  8. Erle C. Ellis, Kees Klein Goldewijk, Stefan Siebert, Deborah Lightman and Navin Ramankutty : Anthropogenic transformation of the biomes, 1700 to 2000. Global Ecology and Biogeography, (Global Ecol. Biogeogr.) (2010) 19, 589-606
  9. a b Ricotta, Carlo; Carranza, Maria Laura; Avena, Giancarlo & Blasi, Carlo: Are potential natural vegetation maps a meaningful alternative to neutral landscape models? Applied Vegetation Science 5: 271-275, 2002
  10. ^ Matthias Schaefer: Dictionary of Ecology . 4th edition, Spektrum Akademischer Verlag, Heidelberg, Berlin 2003. ISBN 3-8274-0167-4 , p. 272.
  11. z. B. Bernd Gerken (Ed.): Where did animals and plants live in the natural landscape and the early cultural landscape in Europe? . Höxter 1996. and Beate Jessel (eds.): Wilderness - a new model? . Run 1997.
  12. Leuschner, Chr. (1997): The concept of potentially natural vegetation (PNV): weak points and development prospects. Flora 192: 239-249.
  13. Chytry, M. (1998): Potential replacement vegetation: An approach to vegetation mapping of cultural landscapes. Applied Vegetation Science 1: 177-188.

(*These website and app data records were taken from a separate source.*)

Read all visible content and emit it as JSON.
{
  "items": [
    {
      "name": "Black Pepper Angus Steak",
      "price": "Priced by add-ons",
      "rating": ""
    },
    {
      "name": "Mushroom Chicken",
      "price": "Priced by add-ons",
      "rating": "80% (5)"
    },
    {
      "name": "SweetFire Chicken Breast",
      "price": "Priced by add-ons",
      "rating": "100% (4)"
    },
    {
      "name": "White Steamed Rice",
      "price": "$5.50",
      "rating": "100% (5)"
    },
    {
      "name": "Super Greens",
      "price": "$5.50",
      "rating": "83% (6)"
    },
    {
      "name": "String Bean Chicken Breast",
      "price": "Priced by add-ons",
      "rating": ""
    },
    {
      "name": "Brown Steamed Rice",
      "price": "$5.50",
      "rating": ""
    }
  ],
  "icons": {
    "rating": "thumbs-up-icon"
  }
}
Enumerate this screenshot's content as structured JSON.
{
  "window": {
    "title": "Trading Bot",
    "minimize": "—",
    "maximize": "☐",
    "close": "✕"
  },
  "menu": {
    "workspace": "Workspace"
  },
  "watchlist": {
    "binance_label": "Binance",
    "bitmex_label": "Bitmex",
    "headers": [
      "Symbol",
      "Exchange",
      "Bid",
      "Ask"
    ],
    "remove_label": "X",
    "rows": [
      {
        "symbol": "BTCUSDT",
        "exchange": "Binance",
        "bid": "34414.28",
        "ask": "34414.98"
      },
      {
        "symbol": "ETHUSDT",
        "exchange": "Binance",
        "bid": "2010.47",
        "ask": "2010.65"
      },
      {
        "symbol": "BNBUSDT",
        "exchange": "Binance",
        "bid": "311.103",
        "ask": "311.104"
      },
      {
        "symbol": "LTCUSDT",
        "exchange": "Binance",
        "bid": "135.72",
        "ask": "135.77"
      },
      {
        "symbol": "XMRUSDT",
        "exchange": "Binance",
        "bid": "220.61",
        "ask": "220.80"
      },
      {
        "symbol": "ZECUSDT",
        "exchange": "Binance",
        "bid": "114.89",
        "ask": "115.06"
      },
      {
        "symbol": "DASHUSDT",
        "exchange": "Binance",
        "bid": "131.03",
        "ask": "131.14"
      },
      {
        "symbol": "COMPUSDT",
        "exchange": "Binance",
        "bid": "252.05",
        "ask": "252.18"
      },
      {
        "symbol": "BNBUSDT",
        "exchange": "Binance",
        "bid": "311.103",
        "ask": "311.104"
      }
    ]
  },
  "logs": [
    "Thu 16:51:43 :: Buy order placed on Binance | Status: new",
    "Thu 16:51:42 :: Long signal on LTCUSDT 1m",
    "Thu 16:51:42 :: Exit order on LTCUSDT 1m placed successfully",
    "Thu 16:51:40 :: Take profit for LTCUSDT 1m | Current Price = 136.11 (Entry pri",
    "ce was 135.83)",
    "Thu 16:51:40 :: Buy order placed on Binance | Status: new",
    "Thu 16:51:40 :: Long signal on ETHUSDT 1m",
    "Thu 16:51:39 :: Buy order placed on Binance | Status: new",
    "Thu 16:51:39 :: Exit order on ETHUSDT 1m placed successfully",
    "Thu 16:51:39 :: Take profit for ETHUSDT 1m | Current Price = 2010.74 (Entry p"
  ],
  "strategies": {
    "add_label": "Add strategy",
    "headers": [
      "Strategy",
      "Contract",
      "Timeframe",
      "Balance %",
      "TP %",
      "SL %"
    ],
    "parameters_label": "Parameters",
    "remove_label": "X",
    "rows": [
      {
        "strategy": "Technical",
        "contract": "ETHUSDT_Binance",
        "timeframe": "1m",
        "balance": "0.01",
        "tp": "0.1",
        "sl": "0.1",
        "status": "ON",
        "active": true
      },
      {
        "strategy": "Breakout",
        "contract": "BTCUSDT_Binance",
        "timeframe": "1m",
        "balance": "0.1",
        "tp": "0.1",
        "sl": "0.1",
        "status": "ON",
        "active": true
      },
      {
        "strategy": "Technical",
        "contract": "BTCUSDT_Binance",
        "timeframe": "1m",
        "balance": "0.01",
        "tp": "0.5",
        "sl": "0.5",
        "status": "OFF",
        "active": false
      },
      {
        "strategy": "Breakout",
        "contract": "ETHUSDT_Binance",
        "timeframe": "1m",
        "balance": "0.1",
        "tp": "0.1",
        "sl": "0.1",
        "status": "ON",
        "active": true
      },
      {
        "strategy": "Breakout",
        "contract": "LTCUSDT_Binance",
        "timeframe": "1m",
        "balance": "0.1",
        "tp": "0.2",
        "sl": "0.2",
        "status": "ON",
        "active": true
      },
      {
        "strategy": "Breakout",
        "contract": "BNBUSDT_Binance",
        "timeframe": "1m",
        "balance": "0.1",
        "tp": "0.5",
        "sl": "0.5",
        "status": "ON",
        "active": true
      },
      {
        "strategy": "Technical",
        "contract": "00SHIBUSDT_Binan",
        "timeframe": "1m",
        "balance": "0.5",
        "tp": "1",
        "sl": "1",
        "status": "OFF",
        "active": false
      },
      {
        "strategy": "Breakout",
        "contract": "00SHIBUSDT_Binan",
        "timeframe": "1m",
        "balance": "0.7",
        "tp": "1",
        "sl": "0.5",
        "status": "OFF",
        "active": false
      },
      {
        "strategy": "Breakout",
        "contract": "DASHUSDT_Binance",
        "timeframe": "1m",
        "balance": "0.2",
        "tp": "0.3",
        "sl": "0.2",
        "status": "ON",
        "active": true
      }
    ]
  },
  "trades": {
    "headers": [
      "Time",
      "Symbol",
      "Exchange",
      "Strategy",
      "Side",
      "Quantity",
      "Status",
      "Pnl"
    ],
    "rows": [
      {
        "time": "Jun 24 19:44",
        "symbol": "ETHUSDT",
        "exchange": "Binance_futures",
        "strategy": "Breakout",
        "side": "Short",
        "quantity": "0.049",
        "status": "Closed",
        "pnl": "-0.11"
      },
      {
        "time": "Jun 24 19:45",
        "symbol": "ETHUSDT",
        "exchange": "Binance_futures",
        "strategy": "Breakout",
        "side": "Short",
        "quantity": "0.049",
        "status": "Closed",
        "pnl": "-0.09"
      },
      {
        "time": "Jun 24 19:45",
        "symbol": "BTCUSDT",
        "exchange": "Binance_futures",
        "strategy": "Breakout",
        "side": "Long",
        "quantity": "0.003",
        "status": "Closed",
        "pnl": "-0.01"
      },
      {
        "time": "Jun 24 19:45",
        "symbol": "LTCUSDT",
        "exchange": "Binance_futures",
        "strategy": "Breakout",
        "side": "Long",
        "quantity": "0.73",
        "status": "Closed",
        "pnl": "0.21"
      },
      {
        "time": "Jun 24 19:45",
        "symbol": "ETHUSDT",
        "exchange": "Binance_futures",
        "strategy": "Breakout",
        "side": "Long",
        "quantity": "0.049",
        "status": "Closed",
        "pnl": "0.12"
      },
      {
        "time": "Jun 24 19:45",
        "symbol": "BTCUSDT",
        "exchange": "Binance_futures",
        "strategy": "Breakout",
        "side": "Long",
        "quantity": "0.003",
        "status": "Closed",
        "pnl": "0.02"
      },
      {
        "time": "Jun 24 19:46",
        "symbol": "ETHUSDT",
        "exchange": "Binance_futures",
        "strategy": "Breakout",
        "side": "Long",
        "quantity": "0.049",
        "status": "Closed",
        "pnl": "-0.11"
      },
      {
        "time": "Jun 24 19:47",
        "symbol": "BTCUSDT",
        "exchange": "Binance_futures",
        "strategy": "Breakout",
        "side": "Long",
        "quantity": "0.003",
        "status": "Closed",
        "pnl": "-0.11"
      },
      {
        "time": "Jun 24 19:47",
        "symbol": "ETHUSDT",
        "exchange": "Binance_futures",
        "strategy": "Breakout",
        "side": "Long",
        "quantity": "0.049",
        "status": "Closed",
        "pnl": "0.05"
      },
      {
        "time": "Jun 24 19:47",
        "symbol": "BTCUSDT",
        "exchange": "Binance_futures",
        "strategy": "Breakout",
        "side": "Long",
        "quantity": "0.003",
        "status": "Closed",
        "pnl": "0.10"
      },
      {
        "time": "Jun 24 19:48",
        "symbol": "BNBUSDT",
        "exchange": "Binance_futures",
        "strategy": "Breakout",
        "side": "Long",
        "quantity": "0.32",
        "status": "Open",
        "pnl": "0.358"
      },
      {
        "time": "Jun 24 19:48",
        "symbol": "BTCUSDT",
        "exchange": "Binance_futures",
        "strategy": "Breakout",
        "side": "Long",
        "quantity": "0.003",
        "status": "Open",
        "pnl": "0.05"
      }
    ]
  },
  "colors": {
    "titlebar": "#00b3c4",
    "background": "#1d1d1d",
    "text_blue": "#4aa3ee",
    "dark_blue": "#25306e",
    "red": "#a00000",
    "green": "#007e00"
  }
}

  14. ^ Carrión, JS & Fernández, S. (2009): The survival of the 'natural potential vegetation' concept (or power of tradition). Journal of Biogeography 36: 2202-2203.
  15. Ladislav Mucina: Floristic-phytosociological approach, potential natural vegetation, and survival of prejudice. In: LAZAROA 31 (2010): 173-182 ( online ).
  16. Javier Loidi et al .: Understanding properly the 'potential natural vegetation' concept. In: Journal of Biogeography 37 (2010): 2209-2215.
  17. a b Vera, F., W., M. (2000). Grazing ecology and forest history. Cab Intl ISBN 0-85199-442-3
  18. Bernd Gerken: Some questions and possible answers about the history of the Central European fauna. In: Where did animals and plants live in the natural landscape and the early cultural landscape in Europe? Höxter 1996. Pages 7-15. Critical comment on von Gerken's view of potentially natural vegetation in the same volume: Gisela Jahn: From the original to today's potential vegetation. In: Where did plants and animals live in the natural landscape and the former cultural landscape of Europe? Ed .: Bernd Gerken. Höxter 1996. Pages 16-20.
  19. Moravec, J. 1998. Reconstructed natural versus potential natural vegetation in vegetation mapping: a discussion of concepts. Appl. Veg. Sci. 1: 173-176.